Directions for this task: Show every line of the data where the word "title" can be found.

Website and app data records:
>>

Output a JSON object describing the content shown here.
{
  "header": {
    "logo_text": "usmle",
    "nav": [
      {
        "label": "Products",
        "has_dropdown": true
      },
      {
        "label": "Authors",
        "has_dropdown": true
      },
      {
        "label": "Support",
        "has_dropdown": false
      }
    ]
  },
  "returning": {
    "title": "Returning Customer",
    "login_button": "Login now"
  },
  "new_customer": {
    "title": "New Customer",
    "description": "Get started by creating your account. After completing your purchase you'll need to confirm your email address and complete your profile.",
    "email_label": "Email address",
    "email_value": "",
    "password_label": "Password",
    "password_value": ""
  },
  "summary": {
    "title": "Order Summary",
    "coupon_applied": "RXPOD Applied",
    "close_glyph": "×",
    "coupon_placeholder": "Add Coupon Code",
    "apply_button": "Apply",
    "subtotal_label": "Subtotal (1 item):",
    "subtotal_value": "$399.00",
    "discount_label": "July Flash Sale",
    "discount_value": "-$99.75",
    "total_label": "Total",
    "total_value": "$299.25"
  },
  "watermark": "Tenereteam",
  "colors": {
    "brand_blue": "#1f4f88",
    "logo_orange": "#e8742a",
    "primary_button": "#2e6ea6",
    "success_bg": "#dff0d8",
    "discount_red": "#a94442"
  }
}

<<

Response to the exercise:
    "title": "Returning Customer",
    "title": "New Customer",
    "title": "Order Summary",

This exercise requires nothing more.